Twenty-First Century Fox’s fiscal year ended with Q4 earnings per share (EPS) of $0.43 on $8.42 billion in revenue, topping analyst estimates. The media giant was expected to report earnings per share of $0.38 on revenue of $8 billion.
For the fiscal year, EPS was anticipated to be $1.53 on $31.4 billion in revenue; 21st Century Fox posted earnings of $1.67 on revenue of $31.87 billion, besting those forecasts too.
“The Fault in Our Stars,” for example, cost $12 million and brought in $263 million worldwide.
“As we close the fiscal year, I continue to have confidence in our ability to execute our growth plan and drive value for our shareholders,” Murdoch said in a press release. “Our new $6 billion share buyback program, to be executed over the next twelve months, further underscores our disciplined approach to increasing shareholder value.”
On the TV side, a decline in advertising revenue was partly attributed to decreased ratings for “American Idol.” On the subsequent earnings call, Fox executives predicted that the TV numbers will be stronger in fiscal 2015, despite not having the Super Bowl.
The earnings report and call follow Twenty-First Century Fox’s recent attempt tried to purchase Time Warner, which was blocked by the latter company’s board
On Tuesday, the day before earnings were announced, Rupert Murdoch withdrew his offer, stating: “Our proposal had significant strategic merit and compelling financial rationale and our approach had always been friendly. However, Time Warner management and its Board refused to engage with us to explore an offer which was highly compelling.”
A day later, earlier on Wednesday, Jeff Bewkes’ company reported strong second quarter earnings, including a three percent raise in revenue to $6.8 billion and a 17 percent jump in adjusted operating income to $1.6 billion.
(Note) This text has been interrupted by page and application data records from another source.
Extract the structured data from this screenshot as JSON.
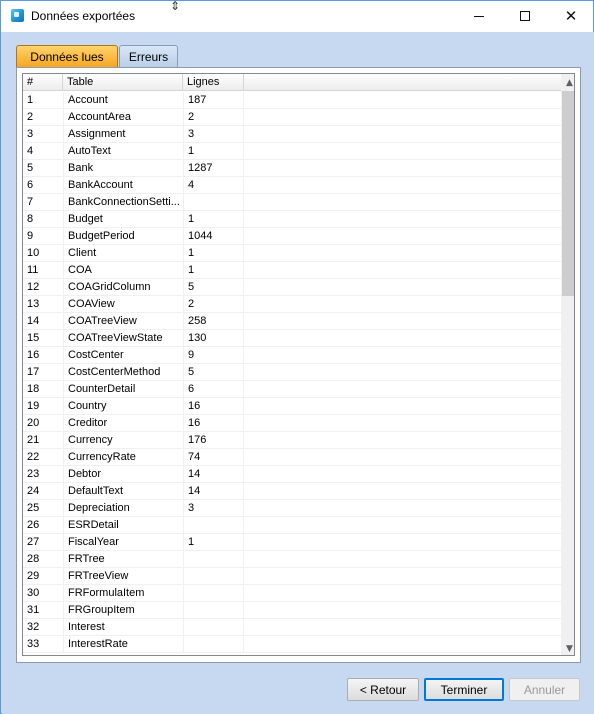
{
  "window": {
    "title": "Données exportées",
    "cursor_glyph": "⇕"
  },
  "tabs": [
    {
      "label": "Données lues",
      "active": true
    },
    {
      "label": "Erreurs",
      "active": false
    }
  ],
  "grid": {
    "columns": [
      "#",
      "Table",
      "Lignes"
    ],
    "rows": [
      {
        "num": "1",
        "table": "Account",
        "lines": "187"
      },
      {
        "num": "2",
        "table": "AccountArea",
        "lines": "2"
      },
      {
        "num": "3",
        "table": "Assignment",
        "lines": "3"
      },
      {
        "num": "4",
        "table": "AutoText",
        "lines": "1"
      },
      {
        "num": "5",
        "table": "Bank",
        "lines": "1287"
      },
      {
        "num": "6",
        "table": "BankAccount",
        "lines": "4"
      },
      {
        "num": "7",
        "table": "BankConnectionSetti...",
        "lines": ""
      },
      {
        "num": "8",
        "table": "Budget",
        "lines": "1"
      },
      {
        "num": "9",
        "table": "BudgetPeriod",
        "lines": "1044"
      },
      {
        "num": "10",
        "table": "Client",
        "lines": "1"
      },
      {
        "num": "11",
        "table": "COA",
        "lines": "1"
      },
      {
        "num": "12",
        "table": "COAGridColumn",
        "lines": "5"
      },
      {
        "num": "13",
        "table": "COAView",
        "lines": "2"
      },
      {
        "num": "14",
        "table": "COATreeView",
        "lines": "258"
      },
      {
        "num": "15",
        "table": "COATreeViewState",
        "lines": "130"
      },
      {
        "num": "16",
        "table": "CostCenter",
        "lines": "9"
      },
      {
        "num": "17",
        "table": "CostCenterMethod",
        "lines": "5"
      },
      {
        "num": "18",
        "table": "CounterDetail",
        "lines": "6"
      },
      {
        "num": "19",
        "table": "Country",
        "lines": "16"
      },
      {
        "num": "20",
        "table": "Creditor",
        "lines": "16"
      },
      {
        "num": "21",
        "table": "Currency",
        "lines": "176"
      },
      {
        "num": "22",
        "table": "CurrencyRate",
        "lines": "74"
      },
      {
        "num": "23",
        "table": "Debtor",
        "lines": "14"
      },
      {
        "num": "24",
        "table": "DefaultText",
        "lines": "14"
      },
      {
        "num": "25",
        "table": "Depreciation",
        "lines": "3"
      },
      {
        "num": "26",
        "table": "ESRDetail",
        "lines": ""
      },
      {
        "num": "27",
        "table": "FiscalYear",
        "lines": "1"
      },
      {
        "num": "28",
        "table": "FRTree",
        "lines": ""
      },
      {
        "num": "29",
        "table": "FRTreeView",
        "lines": ""
      },
      {
        "num": "30",
        "table": "FRFormulaItem",
        "lines": ""
      },
      {
        "num": "31",
        "table": "FRGroupItem",
        "lines": ""
      },
      {
        "num": "32",
        "table": "Interest",
        "lines": ""
      },
      {
        "num": "33",
        "table": "InterestRate",
        "lines": ""
      }
    ]
  },
  "buttons": {
    "back": "< Retour",
    "finish": "Terminer",
    "cancel": "Annuler"
  },
  "colors": {
    "window_bg": "#c6d9f1",
    "active_tab": "#f6a623",
    "accent": "#0078d7"
  }
}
Time Warner earned 98 cents per share, far surpassing analysts’ estimates of 84 cents.
Time Warner’s board initially rejected Murdoch’s offer of roughly $80 billion — or $85 per share — split around 40 percent cash and 60 percent stock, on the grounds that no offer that Fox can generate will match the value that Time Warner can provide its shareholders.
The Fox offer was about 25 percent higher than the current stock value, which drove prices up on the market.
In a swift response to the takeover attempt, Time Warner’s board removed a special meeting provision, which would have otherwise given shareholders an opportunity to approve the sale to Murdoch’s company.